Given records |
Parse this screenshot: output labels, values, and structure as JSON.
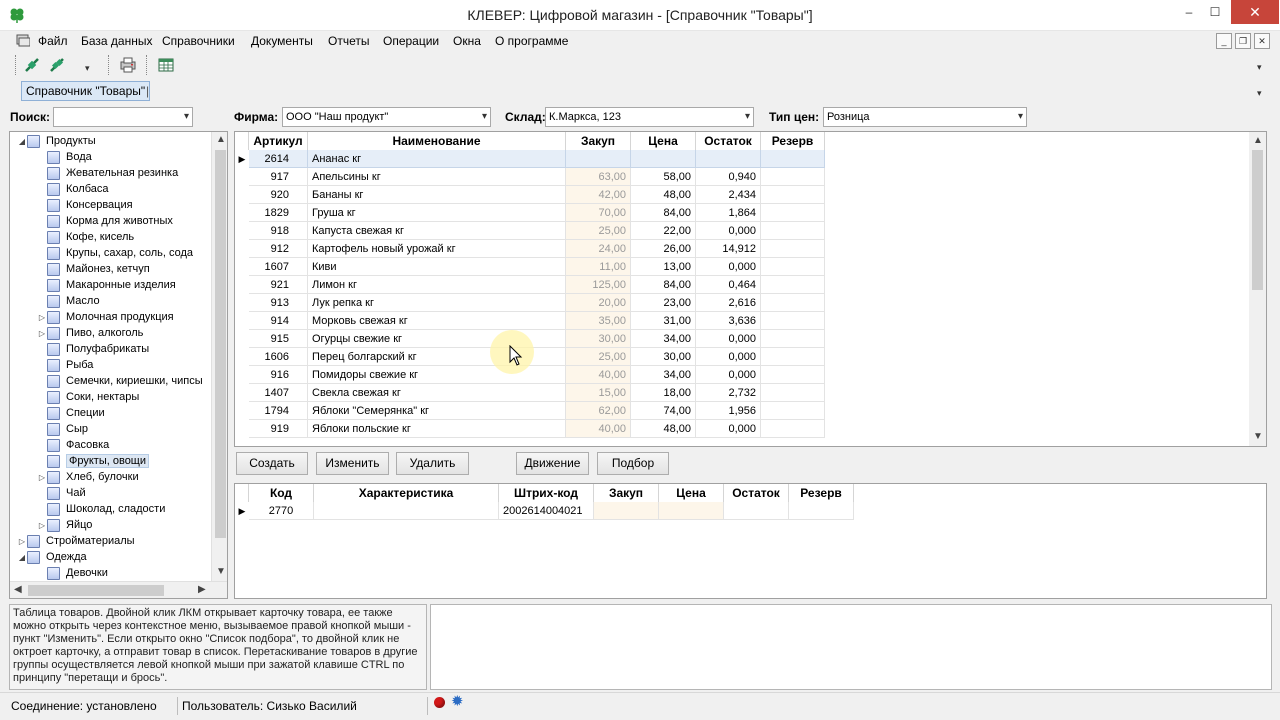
{
  "window": {
    "title": "КЛЕВЕР: Цифровой магазин - [Справочник \"Товары\"]",
    "controls": {
      "minimize": "–",
      "maximize": "☐",
      "close": "✕"
    }
  },
  "menu": [
    "Файл",
    "База данных",
    "Справочники",
    "Документы",
    "Отчеты",
    "Операции",
    "Окна",
    "О программе"
  ],
  "mdi_controls": {
    "minimize": "_",
    "restore": "❐",
    "close": "✕"
  },
  "toolbar": {
    "icons": [
      "connect-icon",
      "disconnect-icon",
      "dropdown-chevron-icon",
      "print-icon",
      "table-icon"
    ]
  },
  "document_tab": "Справочник \"Товары\"",
  "filters": {
    "search_label": "Поиск:",
    "search_value": "",
    "firm_label": "Фирма:",
    "firm_value": "ООО \"Наш продукт\"",
    "warehouse_label": "Склад:",
    "warehouse_value": "К.Маркса, 123",
    "price_type_label": "Тип цен:",
    "price_type_value": "Розница"
  },
  "tree": [
    {
      "label": "Продукты",
      "level": 0,
      "expander": "◢",
      "open": true
    },
    {
      "label": "Вода",
      "level": 1
    },
    {
      "label": "Жевательная резинка",
      "level": 1
    },
    {
      "label": "Колбаса",
      "level": 1
    },
    {
      "label": "Консервация",
      "level": 1
    },
    {
      "label": "Корма для животных",
      "level": 1
    },
    {
      "label": "Кофе, кисель",
      "level": 1
    },
    {
      "label": "Крупы, сахар, соль, сода",
      "level": 1
    },
    {
      "label": "Майонез, кетчуп",
      "level": 1
    },
    {
      "label": "Макаронные изделия",
      "level": 1
    },
    {
      "label": "Масло",
      "level": 1
    },
    {
      "label": "Молочная продукция",
      "level": 1,
      "expander": "▷"
    },
    {
      "label": "Пиво, алкоголь",
      "level": 1,
      "expander": "▷"
    },
    {
      "label": "Полуфабрикаты",
      "level": 1
    },
    {
      "label": "Рыба",
      "level": 1
    },
    {
      "label": "Семечки, кириешки, чипсы",
      "level": 1
    },
    {
      "label": "Соки, нектары",
      "level": 1
    },
    {
      "label": "Специи",
      "level": 1
    },
    {
      "label": "Сыр",
      "level": 1
    },
    {
      "label": "Фасовка",
      "level": 1
    },
    {
      "label": "Фрукты, овощи",
      "level": 1,
      "selected": true
    },
    {
      "label": "Хлеб, булочки",
      "level": 1,
      "expander": "▷"
    },
    {
      "label": "Чай",
      "level": 1
    },
    {
      "label": "Шоколад, сладости",
      "level": 1
    },
    {
      "label": "Яйцо",
      "level": 1,
      "expander": "▷"
    },
    {
      "label": "Стройматериалы",
      "level": 0,
      "expander": "▷"
    },
    {
      "label": "Одежда",
      "level": 0,
      "expander": "◢",
      "open": true
    },
    {
      "label": "Девочки",
      "level": 1
    }
  ],
  "products": {
    "columns": [
      "Артикул",
      "Наименование",
      "Закуп",
      "Цена",
      "Остаток",
      "Резерв"
    ],
    "current_marker": "▶",
    "rows": [
      [
        "2614",
        "Ананас кг",
        "",
        "",
        "",
        ""
      ],
      [
        "917",
        "Апельсины кг",
        "63,00",
        "58,00",
        "0,940",
        ""
      ],
      [
        "920",
        "Бананы кг",
        "42,00",
        "48,00",
        "2,434",
        ""
      ],
      [
        "1829",
        "Груша кг",
        "70,00",
        "84,00",
        "1,864",
        ""
      ],
      [
        "918",
        "Капуста свежая кг",
        "25,00",
        "22,00",
        "0,000",
        ""
      ],
      [
        "912",
        "Картофель новый урожай кг",
        "24,00",
        "26,00",
        "14,912",
        ""
      ],
      [
        "1607",
        "Киви",
        "11,00",
        "13,00",
        "0,000",
        ""
      ],
      [
        "921",
        "Лимон кг",
        "125,00",
        "84,00",
        "0,464",
        ""
      ],
      [
        "913",
        "Лук репка кг",
        "20,00",
        "23,00",
        "2,616",
        ""
      ],
      [
        "914",
        "Морковь свежая кг",
        "35,00",
        "31,00",
        "3,636",
        ""
      ],
      [
        "915",
        "Огурцы свежие кг",
        "30,00",
        "34,00",
        "0,000",
        ""
      ],
      [
        "1606",
        "Перец болгарский кг",
        "25,00",
        "30,00",
        "0,000",
        ""
      ],
      [
        "916",
        "Помидоры свежие кг",
        "40,00",
        "34,00",
        "0,000",
        ""
      ],
      [
        "1407",
        "Свекла свежая кг",
        "15,00",
        "18,00",
        "2,732",
        ""
      ],
      [
        "1794",
        "Яблоки \"Семерянка\" кг",
        "62,00",
        "74,00",
        "1,956",
        ""
      ],
      [
        "919",
        "Яблоки польские кг",
        "40,00",
        "48,00",
        "0,000",
        ""
      ]
    ]
  },
  "actions": [
    "Создать",
    "Изменить",
    "Удалить",
    "Движение",
    "Подбор"
  ],
  "characteristics": {
    "columns": [
      "Код",
      "Характеристика",
      "Штрих-код",
      "Закуп",
      "Цена",
      "Остаток",
      "Резерв"
    ],
    "rows": [
      [
        "2770",
        "",
        "2002614004021",
        "",
        "",
        "",
        ""
      ]
    ]
  },
  "help_text": "Таблица товаров. Двойной клик ЛКМ открывает карточку товара, ее также можно открыть через контекстное меню, вызываемое правой кнопкой мыши - пункт \"Изменить\". Если открыто окно \"Список подбора\", то двойной клик не октроет карточку, а отправит товар в список. Перетаскивание товаров в другие группы осуществляется левой кнопкой мыши при зажатой клавише CTRL по принципу \"перетащи и брось\".",
  "status": {
    "connection": "Соединение: установлено",
    "user": "Пользователь: Сизько Василий"
  },
  "colors": {
    "accent": "#3a79c4",
    "close_button": "#c7453a",
    "cost_column_bg": "#fdf6ea",
    "status_dot": "#d21818"
  }
}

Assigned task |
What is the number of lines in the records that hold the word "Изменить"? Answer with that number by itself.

Answer box |
2